With fewer trips, the $455.0 million spent overseas by travellers in the first quarter of 2021 was not even one-tenth the amount spent in 2019 ($5.4 billion).

Those who did travel spent more, though, as spending on overseas trips averaged $2,190 per trip in the first quarter of 2021, up from $1,641 per trip in 2019.

With far fewer travellers, however, total spending fell drastically from the same quarter in 2019. Spending on restaurants and bars fell by 92.5% to $83.6 million, by 95.2% to $123.6 million on accommodation, and by 93.3% to $11.3 million on shopping and clothing during travel.

Despite an advisory against international travel in the first quarter of 2021, 79,700 Canadians (38.4% of the total) made overseas trips for holidays, leisure or recreation, down 96.5% compared with 2019. Canadian residents took only 52,900 trips to visit friends or relatives in the first quarter, down 93.2% compared with 2019.

  Note to readers

The National Travel Survey (NTS) collects information about the domestic and international travel of Canadian residents.

Because of the COVID-19 pandemic, collection of the NTS was suspended from March to June 2020. As a result, estimates for the first quarter of 2020 exclude March and preliminary data for the second quarter of 2020 will be available at a later date.

In this release, the above analysis is based on a measure of total domestic visit-expenditures that includes commercial air expenditures incurred at the point of origin of the trip.

Target population is the civilian, non-institutionalized population aged 18 years and older in Canada's provinces, excluding persons living on Indian reserves and in the territories. Routine trips taken by commuters and diplomatic or military personnel are out of scope.

Domestic trips are made by travellers residing in Canada who travelled in Canada for a period of less than 12 months before returning to their place of residence.

Same-day trips or visits take place within the same calendar day—that is, the traveller left and returned home on the same day—and must be a distance of 40 km or more away (one way).

Trips abroad are made by travellers residing in Canada who travelled outside the country for a period of less than 12 months before returning to Canada. Foreign citizens who reside in Canada and travel abroad are included as Canadian resident travellers.

A trip abroad for people residing in Canada starts when they cross the border to exit Canada and ends when they first re-enter Canada.

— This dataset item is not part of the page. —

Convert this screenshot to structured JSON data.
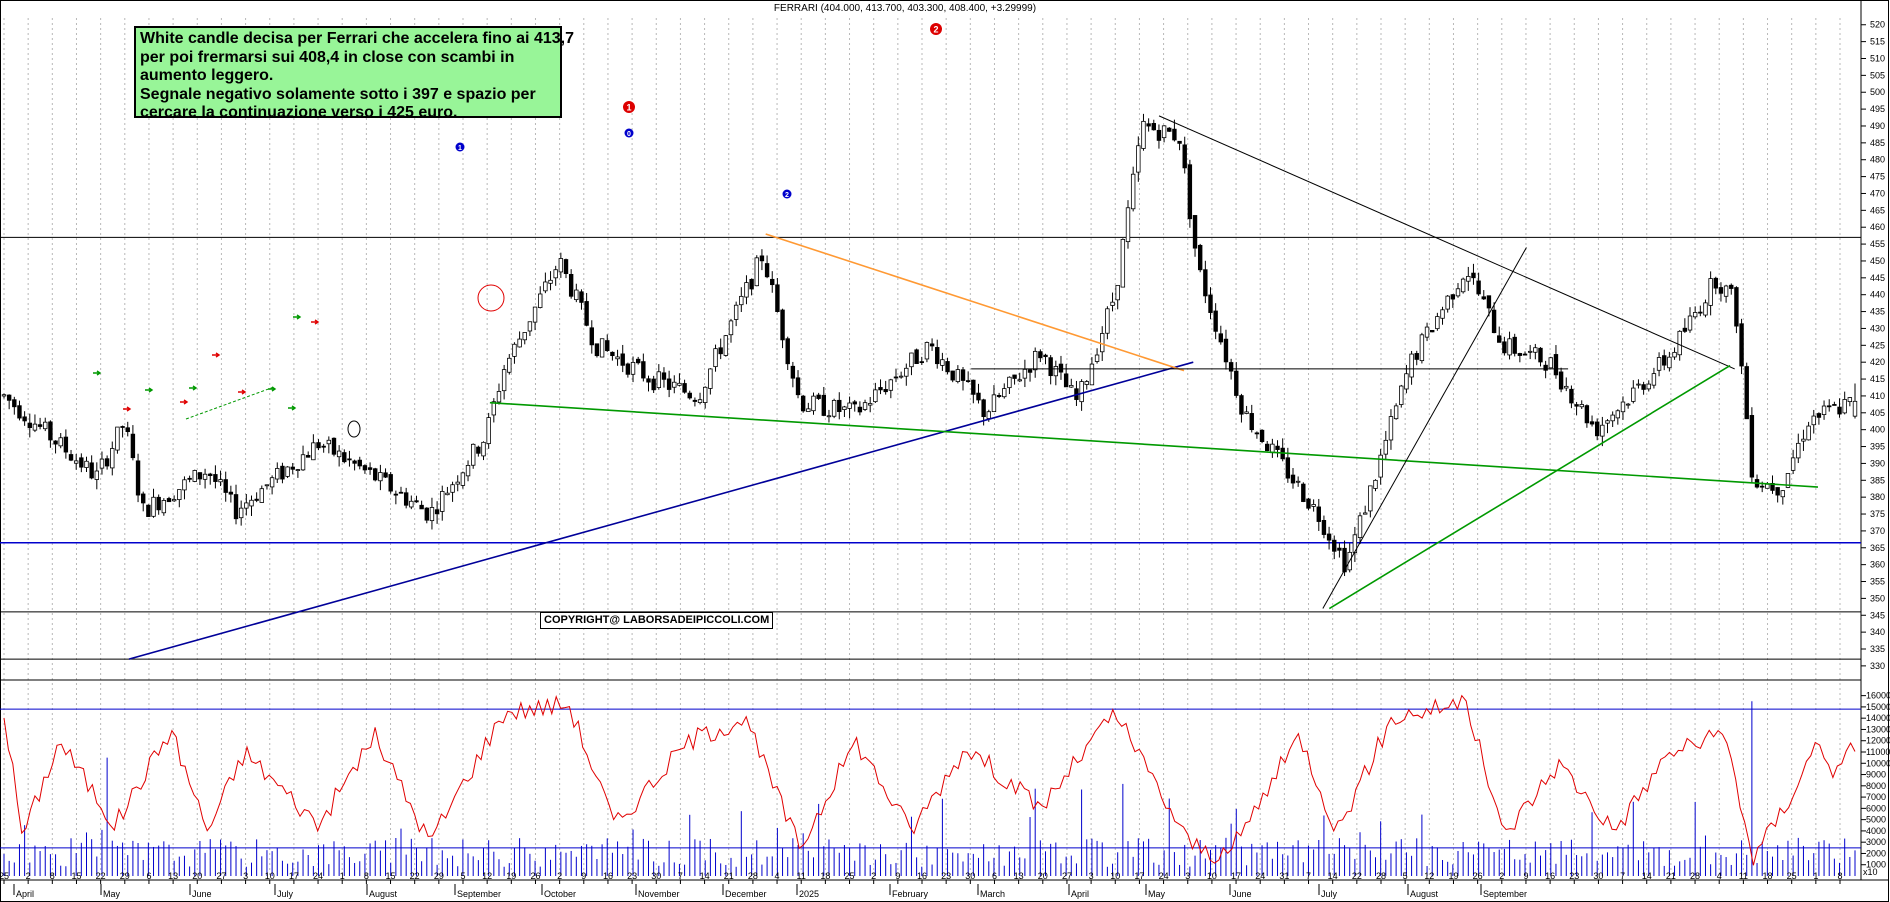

Trips and visits: A trip can consist of one or more visits. A Canadian traveller on a trip abroad may cross into several countries or US states before being recorded as having re-entered Canada. Each of these crossings represents a visit. Similarly, a Canadian resident travelling in Canada may stay in several locations during their trip. Each stay at a Canadian location (for example, a province) within a given trip represents a visit.


Data from the first quarter of 2021 from the National Travel Survey are now available. Other tables, including statistical profiles of Canadian travellers, are available upon request.

Contact information

For more information, or to enquire about the concepts, methods or data quality of this release, contact us (toll-free 1-800-263-1136; 514-283-8300; or Media Relations (613-951-4636;

Report a problem on this page

Is something not working? Is there information outdated? Can't find what you're looking for?

Please contact us and let us know how we can help you.

Privacy notice

Date modified: